This catalogue presents the quai Branly's most important artefacts relating to the first nations of Canada and the United States. By re-inserting them within the context of the history of French ethnographic collections, we are able to appreciate the profound interest that Europe paid to other parts of the world and the way in which Europe has preserved mankind's cultural heritage. This unusual line of study shows the ties that united France and North America from the 17th century onwards. It concentrates especially on the way in which France viewed objects, which were initially considered as ‘primitive’ curiosities, but then went on to become true art objects.
These objects were collected by explorers, army officers, traders and missionaries who had been sent to the states of Nouvelle France or Louisiana and became part of the royal collections. A large collection of these objects was deposited in the Bibliothèque nationale de France during the French Revolution and the weapons were gathered up in the musée de l’Armée. Another collection was transferred to the municipal library in Versailles. Between 1878 and 1934, these unrecognised treasures were brought together within the musée d’ethnographie du Trocadéro (the future musée de l’Homme) prior to coming to the musée du quai Branly.
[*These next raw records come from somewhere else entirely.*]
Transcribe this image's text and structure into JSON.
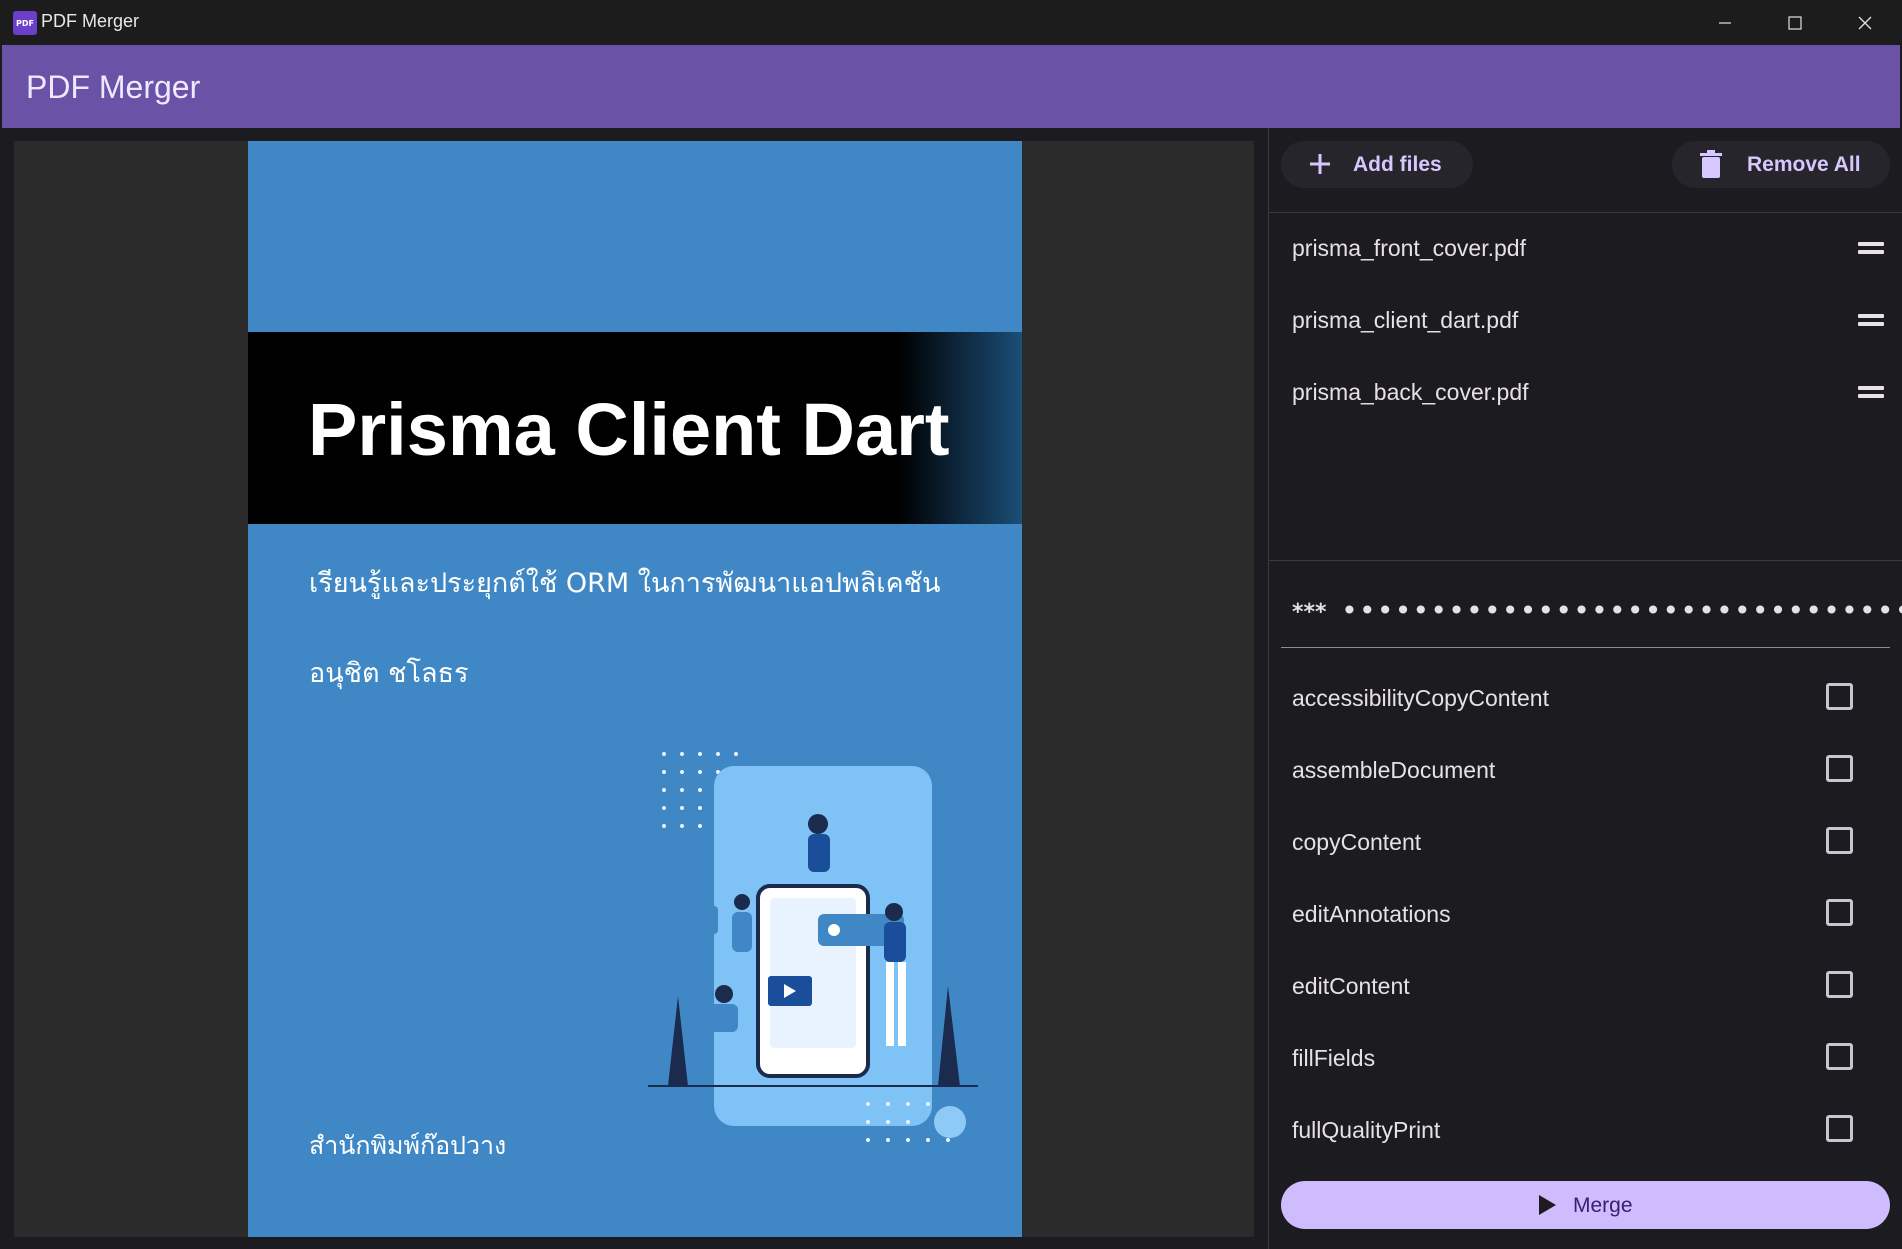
{
  "window": {
    "title": "PDF Merger",
    "icon_label": "PDF"
  },
  "appbar": {
    "title": "PDF Merger"
  },
  "preview": {
    "page_title": "Prisma Client Dart",
    "page_subtitle": "เรียนรู้และประยุกต์ใช้ ORM ในการพัฒนาแอปพลิเคชัน",
    "page_author": "อนุชิต ชโลธร",
    "page_publisher": "สำนักพิมพ์ก๊อปวาง"
  },
  "toolbar": {
    "add_label": "Add files",
    "add_icon": "plus-icon",
    "remove_label": "Remove All",
    "remove_icon": "trash-icon"
  },
  "files": [
    {
      "name": "prisma_front_cover.pdf"
    },
    {
      "name": "prisma_client_dart.pdf"
    },
    {
      "name": "prisma_back_cover.pdf"
    }
  ],
  "password": {
    "icon": "password-icon",
    "icon_text": "***",
    "value": "•••••••••••••••••••••••••••••••••"
  },
  "permissions": [
    {
      "name": "accessibilityCopyContent",
      "checked": false
    },
    {
      "name": "assembleDocument",
      "checked": false
    },
    {
      "name": "copyContent",
      "checked": false
    },
    {
      "name": "editAnnotations",
      "checked": false
    },
    {
      "name": "editContent",
      "checked": false
    },
    {
      "name": "fillFields",
      "checked": false
    },
    {
      "name": "fullQualityPrint",
      "checked": false
    }
  ],
  "merge": {
    "label": "Merge",
    "icon": "play-icon"
  },
  "colors": {
    "accent": "#6a52a7",
    "button_primary": "#cfbcff",
    "page_blue": "#3f88c5"
  }
}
112 pages, 20 cm x 26 cm
160 colour illustrations, map
price : 11 €
ISBN 978-2-915133-45-5 / 978-2-711852-80-2
Co-published by the musée du quai Branly/Réunion des musées nationaux
Christian Feest, curator at the Museum für Völkerkunde in Vienna
Gilles Havard, Centre de recherches sur l’histoire des Etats-Unis et du Canada, université de Paris VII
Sylvia Kasprycki, Gesellschaft für Völkerkunde, Frankfurt
Pascal Riviale, curator at the musée d’Orsay